The CDC provides us with the following facts about the illness:

“Viral Gastroenteritis > Norovirus > Illness Key Facts

Norovirus—the stomach bug
Norovirus is a highly contagious illness caused by infection with a virus called norovirus. It is often called by other names, such as viral gastroenteritis, stomach flu, and food poisoning.
Norovirus infection causes acute gastroenteritis (inflammation of the stomach and intestines); the most common symptoms are diarrhea, vomiting, and stomach pain.
Anyone can get norovirus, and they can have the illness multiple times during their lifetime.
Norovirus is the most common cause of acute gastroenteritis in the United States.
Norovirus illness can be serious
Norovirus can make people feel extremely ill and vomit or have diarrhea many times a day.
Most people get better within 1 to 2 days.
Dehydration can be a problem among some people with norovirus infection, especially the very young, the elderly, and people with other illnesses.”
 The study sponsor, LigoCyte, provides us with the following statistics:
“The Centers for Disease Control and Prevention (CDC) had been particularly active in improving the estimates of norovirus disease
burden. Their recent findings highlight the advances in norovirus epidemiology and suggest that the burden is similar to other
infectious diseases where immunization has become standard practice:
• Norovirus afflicts 21 million people per year in the U.S.
• The community attack rate of norovirus in the U.S. is 6.5%.
• Norovirus is responsible for 200,000 deaths annually in children • From 1999-2007 norovirus caused, on average, 797 deaths per year in the U.S., surging up to 50% during epidemic seasons.
• Norovirus is the leading cause of acute gastroenteritis in the community, and among persons seeking care in outpatient clinics or
emergency departments.
• Norovirus leads to an estimated annual mean of 71,000 hospitalizations in the U.S., surging to 100,000 during epidemic seasons.
– 18,500 to 37,000 hospitalizations per year are in children $10B in indirect loses and costs.
• Norovirus accounts for over 5 million cases (58%) of food poisoning annually, resulting in 14,600 hospitalizations.”
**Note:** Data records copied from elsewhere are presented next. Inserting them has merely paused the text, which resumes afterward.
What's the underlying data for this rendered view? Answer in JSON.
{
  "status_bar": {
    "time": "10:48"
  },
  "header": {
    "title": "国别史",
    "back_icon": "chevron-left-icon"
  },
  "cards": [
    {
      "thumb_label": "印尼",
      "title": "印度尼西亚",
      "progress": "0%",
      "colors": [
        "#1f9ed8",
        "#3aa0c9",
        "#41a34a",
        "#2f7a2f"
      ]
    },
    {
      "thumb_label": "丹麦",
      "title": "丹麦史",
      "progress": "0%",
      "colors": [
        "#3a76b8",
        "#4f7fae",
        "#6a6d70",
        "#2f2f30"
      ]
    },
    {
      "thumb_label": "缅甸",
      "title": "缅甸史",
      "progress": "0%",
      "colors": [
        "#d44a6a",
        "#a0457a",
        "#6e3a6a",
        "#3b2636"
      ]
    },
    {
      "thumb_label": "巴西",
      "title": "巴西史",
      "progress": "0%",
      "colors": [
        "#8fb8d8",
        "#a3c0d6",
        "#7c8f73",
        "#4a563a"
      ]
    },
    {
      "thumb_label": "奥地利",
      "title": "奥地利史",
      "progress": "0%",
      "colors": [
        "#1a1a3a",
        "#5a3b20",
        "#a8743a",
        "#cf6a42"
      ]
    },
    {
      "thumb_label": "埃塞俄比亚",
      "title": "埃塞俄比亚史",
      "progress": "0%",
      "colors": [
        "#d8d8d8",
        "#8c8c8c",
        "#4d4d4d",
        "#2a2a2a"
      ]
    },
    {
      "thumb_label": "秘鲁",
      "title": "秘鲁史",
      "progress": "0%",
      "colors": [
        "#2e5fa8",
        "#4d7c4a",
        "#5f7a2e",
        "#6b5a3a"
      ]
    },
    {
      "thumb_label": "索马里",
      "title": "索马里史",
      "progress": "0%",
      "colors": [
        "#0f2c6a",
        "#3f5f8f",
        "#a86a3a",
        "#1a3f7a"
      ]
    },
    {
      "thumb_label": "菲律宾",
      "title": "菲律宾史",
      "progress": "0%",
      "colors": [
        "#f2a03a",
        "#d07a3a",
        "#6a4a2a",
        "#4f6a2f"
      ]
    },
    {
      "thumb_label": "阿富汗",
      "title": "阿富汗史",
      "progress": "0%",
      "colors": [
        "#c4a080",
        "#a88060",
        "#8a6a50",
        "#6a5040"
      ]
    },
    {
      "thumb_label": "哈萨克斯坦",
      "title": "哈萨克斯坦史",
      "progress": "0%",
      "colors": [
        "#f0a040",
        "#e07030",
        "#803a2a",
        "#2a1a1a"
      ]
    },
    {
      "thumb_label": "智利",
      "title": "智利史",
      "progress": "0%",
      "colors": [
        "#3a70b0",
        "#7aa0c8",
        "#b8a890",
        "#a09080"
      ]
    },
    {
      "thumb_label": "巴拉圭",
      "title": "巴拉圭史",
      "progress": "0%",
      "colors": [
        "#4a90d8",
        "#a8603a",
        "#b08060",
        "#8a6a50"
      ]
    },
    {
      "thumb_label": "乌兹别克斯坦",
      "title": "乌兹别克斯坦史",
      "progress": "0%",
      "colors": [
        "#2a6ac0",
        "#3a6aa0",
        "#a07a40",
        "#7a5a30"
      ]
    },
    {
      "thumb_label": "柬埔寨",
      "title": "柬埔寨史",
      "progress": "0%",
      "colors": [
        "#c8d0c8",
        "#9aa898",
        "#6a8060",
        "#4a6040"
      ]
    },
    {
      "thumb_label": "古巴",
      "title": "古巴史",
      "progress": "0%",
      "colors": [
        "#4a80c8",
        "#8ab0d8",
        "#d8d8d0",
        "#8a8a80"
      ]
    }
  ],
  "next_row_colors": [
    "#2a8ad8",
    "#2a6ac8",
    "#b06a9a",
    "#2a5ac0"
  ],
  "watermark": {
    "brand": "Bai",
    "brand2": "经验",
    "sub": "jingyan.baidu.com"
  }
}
Promising, but not 100% effective

The company has developed two promising forms of the the vaccine, an injection form and a nasal spray. Both contain no active virus, but instead virus like particles. In testing they gave the vaccine to 47 test participants and placebo to 43 participants. They then exposed the participants orally to about 10 times the amount of the virus needed to typically infect about half of the general population. The results of the testing showed that the new vaccine is about 50% in preventing the disease and reduced the severity of the disease of those who still came down with it by 35%. Generally, most vaccine producers try to achieve an 80% to 90% effectiveness rate. However, the vaccines still needs to be tested in the “wild” as sometimes the effectiveness rate improves when subjects are casually exposed to an infectious agent rather than an intentional clinical exposure.  The immunity to the virus can last about 2 years as this is an agent that tends to mutate through genetic drift like influenza. Hence,  like the influenza vaccine, the Norovirus vaccine would need to be updated and re-administered every year or two.

LigoCyte may choose to still make the vaccine available even at the only 50% effectiveness rate as it still could benefit those in institutional settings and the elderly who are extremely vulnerable to the virus.  Cruise ships may be one of those “institutional settings” where the general population as well as the crew could benefit from the vaccine even with an only 50% effectiveness rate.